Over the years I have found many cases where the need for Craniosacral Therapy was indicated and the treatment proved successful. I especially have had success with improving focus and clarity of mind, migraine headaches, anxiety and stress reduction, sinus problems and sleeping disorders.  As well post traumatic stress injuries including brain trauma and spinal cord injuries respond well to it.  Concussions can present both a predictable and unique set of symptoms depending on the area of the brain involved.  Giving specific focus to manually releasing and balancing restrictions resulting from the trauma  is highly effective in treating symptoms.  Once pressure is regulated and motion between cranial bones normalized clients report an increased sense of relaxation, improved ability to cope with multiple tasks and daily activities as well as stress reduction and higher performance at work and play.  Temporomandibular (TMJ or jaw joint) pain is dramatically reduced by specific Craniosacral therapeutic techniques.

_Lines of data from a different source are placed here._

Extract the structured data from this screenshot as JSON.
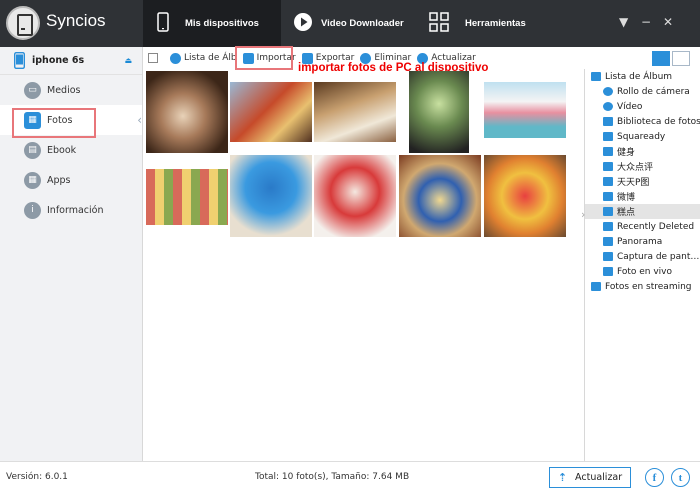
{
  "app": {
    "name": "Syncios"
  },
  "nav": [
    {
      "label": "Mis dispositivos",
      "active": true
    },
    {
      "label": "Video Downloader",
      "active": false
    },
    {
      "label": "Herramientas",
      "active": false
    }
  ],
  "window_controls": {
    "menu": "▼",
    "minimize": "−",
    "close": "✕"
  },
  "sidebar": {
    "device": "iphone 6s",
    "eject": "⏏",
    "items": [
      {
        "label": "Medios",
        "icon": "tv-icon",
        "glyph": "▭"
      },
      {
        "label": "Fotos",
        "icon": "photos-icon",
        "glyph": "▦",
        "active": true
      },
      {
        "label": "Ebook",
        "icon": "book-icon",
        "glyph": "▤"
      },
      {
        "label": "Apps",
        "icon": "apps-icon",
        "glyph": "▦"
      },
      {
        "label": "Información",
        "icon": "info-icon",
        "glyph": "i"
      }
    ]
  },
  "toolbar": {
    "album_list": "Lista de Álb",
    "import": "Importar",
    "export": "Exportar",
    "delete": "Eliminar",
    "refresh": "Actualizar"
  },
  "annotation": "importar fotos de PC al dispositivo",
  "album_panel": {
    "items": [
      {
        "label": "Lista de Álbum",
        "level": 0
      },
      {
        "label": "Rollo de cámera",
        "level": 1,
        "icon": "camera-icon"
      },
      {
        "label": "Vídeo",
        "level": 1,
        "icon": "camera-icon"
      },
      {
        "label": "Biblioteca de fotos",
        "level": 1
      },
      {
        "label": "Squaready",
        "level": 1
      },
      {
        "label": "健身",
        "level": 1
      },
      {
        "label": "大众点评",
        "level": 1
      },
      {
        "label": "天天P图",
        "level": 1
      },
      {
        "label": "微博",
        "level": 1
      },
      {
        "label": "糕点",
        "level": 1,
        "active": true
      },
      {
        "label": "Recently Deleted",
        "level": 1
      },
      {
        "label": "Panorama",
        "level": 1
      },
      {
        "label": "Captura de pant…",
        "level": 1
      },
      {
        "label": "Foto en vivo",
        "level": 1
      },
      {
        "label": "Fotos en streaming",
        "level": 0
      }
    ]
  },
  "status": {
    "version": "Versión: 6.0.1",
    "total": "Total: 10 foto(s), Tamaño: 7.64 MB",
    "update_button": "Actualizar"
  },
  "social": {
    "facebook": "f",
    "twitter": "t"
  },
  "colors": {
    "titlebar": "#2f3236",
    "accent": "#2b8fd9",
    "highlight_box": "#e8767a",
    "annotation": "#ee0000"
  }
}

Besides balancing the bones of the skull, head and face, Craniosacral Therapy can increase an individuals vitality and improve their performance in wellness lifestyle activities like yoga and meditation.  Therapist induced still points illicit deeper breathing and relaxation which in turn brings the body back to balance and harmony including the balancing of hormones. The harmonization of the autonomic nervous system responsible for organ functions, digestion, vision, swallowing etc is enhanced by Craniosacral techniques and combined knowledge of anatomy, physiology, sympathetic and parasympathetic nervous systems.

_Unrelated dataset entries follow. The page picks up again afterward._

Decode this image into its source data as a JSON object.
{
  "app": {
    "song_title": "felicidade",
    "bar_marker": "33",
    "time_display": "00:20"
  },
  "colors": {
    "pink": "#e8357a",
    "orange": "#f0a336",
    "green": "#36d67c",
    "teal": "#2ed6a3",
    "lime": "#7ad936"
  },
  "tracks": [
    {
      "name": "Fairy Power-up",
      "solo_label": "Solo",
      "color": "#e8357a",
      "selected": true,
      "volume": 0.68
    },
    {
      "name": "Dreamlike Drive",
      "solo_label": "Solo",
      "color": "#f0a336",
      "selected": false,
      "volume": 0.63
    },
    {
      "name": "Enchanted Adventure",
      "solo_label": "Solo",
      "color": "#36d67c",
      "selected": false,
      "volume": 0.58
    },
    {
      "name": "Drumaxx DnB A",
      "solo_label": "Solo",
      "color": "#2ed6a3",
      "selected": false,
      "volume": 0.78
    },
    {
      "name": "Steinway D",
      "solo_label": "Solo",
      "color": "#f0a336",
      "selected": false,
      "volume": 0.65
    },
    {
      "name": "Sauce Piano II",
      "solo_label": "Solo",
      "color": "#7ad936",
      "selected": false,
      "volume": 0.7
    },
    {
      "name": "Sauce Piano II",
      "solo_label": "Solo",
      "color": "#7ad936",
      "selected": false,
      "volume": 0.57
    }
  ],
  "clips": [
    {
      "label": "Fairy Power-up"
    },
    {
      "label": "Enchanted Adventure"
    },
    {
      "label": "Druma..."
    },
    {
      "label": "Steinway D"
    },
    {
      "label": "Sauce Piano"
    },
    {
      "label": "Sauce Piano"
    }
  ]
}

Contraindications of Craniosacral Therapy and Still Point Induction: Stillpoint is contraindicated in acute stroke, cerebral aneurysm, or any condition in which changes in cranial fluid pressure would be detrimental. In cases of non-acute brain injury, tumor, or any uncertain condition a CranioSacral Therapist will exercise caution prior to treatment.  In the case of self induced still point induction the same caution must be adhered to and a Registered Therapist or physician consulted.

cranial base

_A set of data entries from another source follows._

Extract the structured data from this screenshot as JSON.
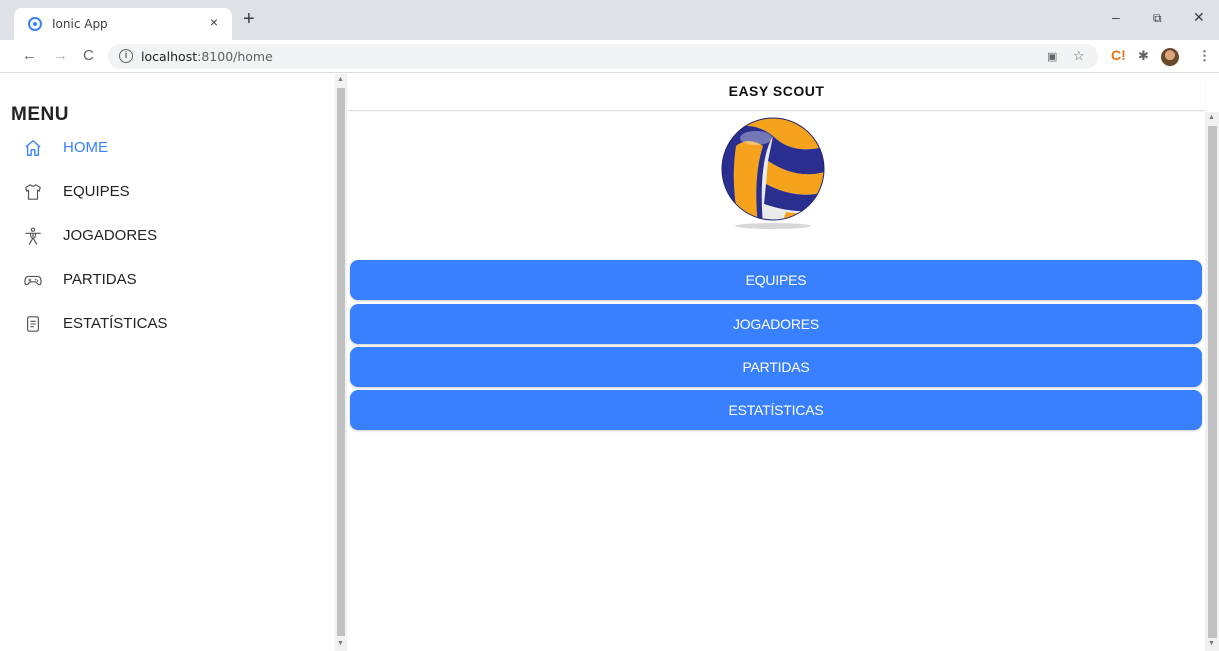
{
  "browser": {
    "tab_title": "Ionic App",
    "tab_close": "×",
    "new_tab": "+",
    "win_min": "–",
    "win_max": "⧉",
    "win_close": "✕",
    "url_host": "localhost",
    "url_path": ":8100/home",
    "icons": [
      "back-icon",
      "forward-icon",
      "reload-icon",
      "info-icon",
      "translate-icon",
      "star-icon",
      "extension-c-icon",
      "puzzle-icon",
      "profile-avatar",
      "kebab-icon"
    ]
  },
  "menu": {
    "title": "MENU",
    "accent_color": "#3880ff",
    "items": [
      {
        "label": "HOME",
        "icon": "home-icon",
        "active": true
      },
      {
        "label": "EQUIPES",
        "icon": "shirt-icon",
        "active": false
      },
      {
        "label": "JOGADORES",
        "icon": "person-icon",
        "active": false
      },
      {
        "label": "PARTIDAS",
        "icon": "gamepad-icon",
        "active": false
      },
      {
        "label": "ESTATÍSTICAS",
        "icon": "document-icon",
        "active": false
      }
    ]
  },
  "header": {
    "title": "EASY SCOUT"
  },
  "main": {
    "logo": "volleyball-icon",
    "button_color": "#3880ff",
    "buttons": [
      "EQUIPES",
      "JOGADORES",
      "PARTIDAS",
      "ESTATÍSTICAS"
    ]
  }
}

Cranial Base Diagram

Some of the key techniques in Craniosacral Therapy include movements that expand and regulate the motion in what is called the cranial base.  This consists of the sphenoid and occipital bones of the skull.  The connection of these two bones in the center of the cranial vault is where the Pituitary Gland lives.

What does the Pituitary gland do? 

Pituitary Gland
The pituitary gland is a small endocrine system organ that controls a multitude of important functions in the body.  (Credit: SEER Training Modules / U. S. National Institutes of Health, National Cancer Institute)

 It is divided into an anterior lobe, intermediate lobe and posterior lobe, all of which are involved in hormone production. The pituitary gland is termed the “Master Gland” because it directs other organs and endocrine glands, such as the adrenal glands, to suppress or induce hormone production.


The pituitary gland is involved in several functions of the body including:

  • Growth Hormone Production
  • Production of Hormones That Act on Other Endocrine Glands
  • Production of Hormones That Act on the Muscles and the Kidneys
  • Endocrine Function Regulation
  • Storage of Hormones Produced by the Hypothalamus

These links to the parts of our body that control our most vital health functions such as, eating, breathing, circulation, lymphatic system (immunity), etc.

What does the Pineal Gland Do?

The pineal gland is situated deep within the brain, just below the back of the corpus callosum. The primary function is to secrete Melatonin the hormone responsible for regulating our sleep wake cycles.  This hormone on a larger scale also helps us adapt to seasonal changes.  Based on Pineal gland functions of regulating sleep and seasonal adaptations Craniosacral Therapy is often prescribed for sleep disorders and insomnia.  Try a still point inducer at bedtime. 

What is a still point?

For a good explanation of what a still point is check out this blog post “Stillpoint: A Gentle CranioSacral Intervention” by Kailas, LMT, NCTMB, CST, Cert. Ayu. CranioSacral Therapist and Certified Ayurvedic Clinical Consultant in Los Angeles